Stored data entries
┄┄┄┄┄┄

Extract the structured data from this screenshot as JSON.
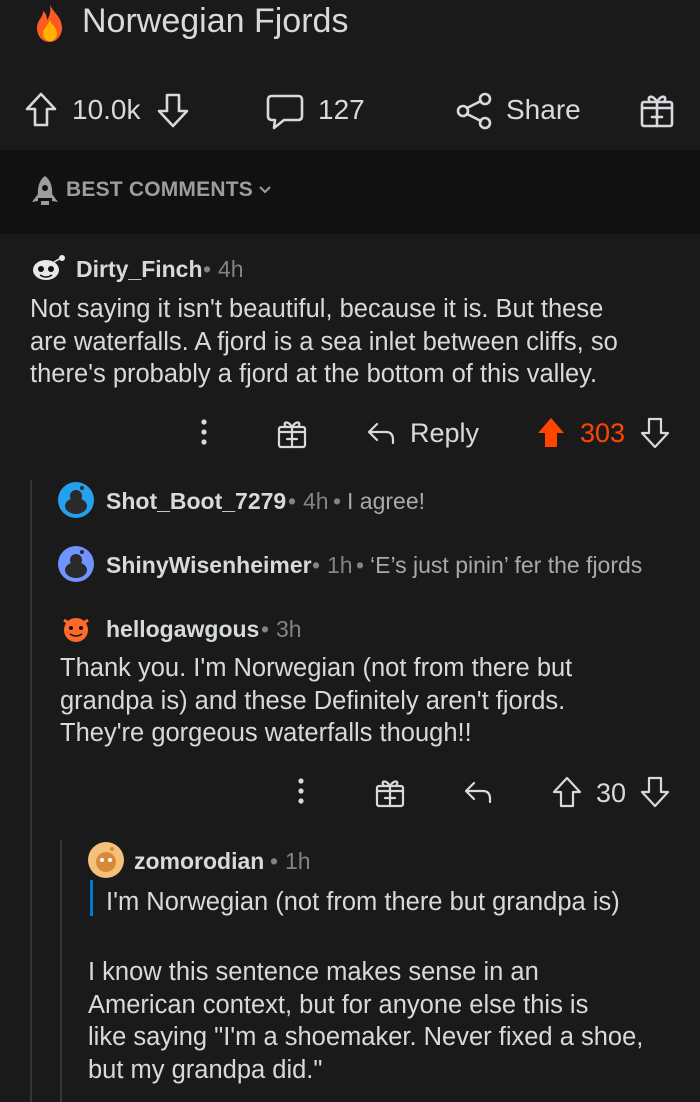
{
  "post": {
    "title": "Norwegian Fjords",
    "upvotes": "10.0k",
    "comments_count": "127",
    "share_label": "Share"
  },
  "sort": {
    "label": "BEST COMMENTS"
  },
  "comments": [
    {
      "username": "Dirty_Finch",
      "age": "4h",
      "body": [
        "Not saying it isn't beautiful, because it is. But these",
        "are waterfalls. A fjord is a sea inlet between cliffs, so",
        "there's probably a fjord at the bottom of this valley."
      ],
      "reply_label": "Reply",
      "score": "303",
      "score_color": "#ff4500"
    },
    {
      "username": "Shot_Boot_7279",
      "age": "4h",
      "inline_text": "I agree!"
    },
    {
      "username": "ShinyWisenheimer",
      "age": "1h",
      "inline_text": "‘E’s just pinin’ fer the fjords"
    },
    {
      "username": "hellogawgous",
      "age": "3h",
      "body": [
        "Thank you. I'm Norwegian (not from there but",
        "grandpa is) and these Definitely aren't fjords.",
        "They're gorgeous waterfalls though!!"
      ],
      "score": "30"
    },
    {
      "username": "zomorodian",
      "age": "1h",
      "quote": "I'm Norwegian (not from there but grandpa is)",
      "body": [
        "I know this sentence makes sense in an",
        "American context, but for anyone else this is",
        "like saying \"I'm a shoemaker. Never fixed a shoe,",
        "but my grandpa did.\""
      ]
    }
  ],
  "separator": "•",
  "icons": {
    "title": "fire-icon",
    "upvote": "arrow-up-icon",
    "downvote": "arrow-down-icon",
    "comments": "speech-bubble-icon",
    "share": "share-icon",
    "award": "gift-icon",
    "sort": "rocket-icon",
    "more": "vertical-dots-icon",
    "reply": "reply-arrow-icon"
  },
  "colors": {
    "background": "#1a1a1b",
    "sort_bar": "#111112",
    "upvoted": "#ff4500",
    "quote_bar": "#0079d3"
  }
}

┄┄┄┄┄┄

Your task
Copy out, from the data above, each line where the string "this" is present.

Answer below
Extract the structured data from this screenshot as JSON.
        "there's probably a fjord at the bottom of this valley."
        "I know this sentence makes sense in an",
        "American context, but for anyone else this is",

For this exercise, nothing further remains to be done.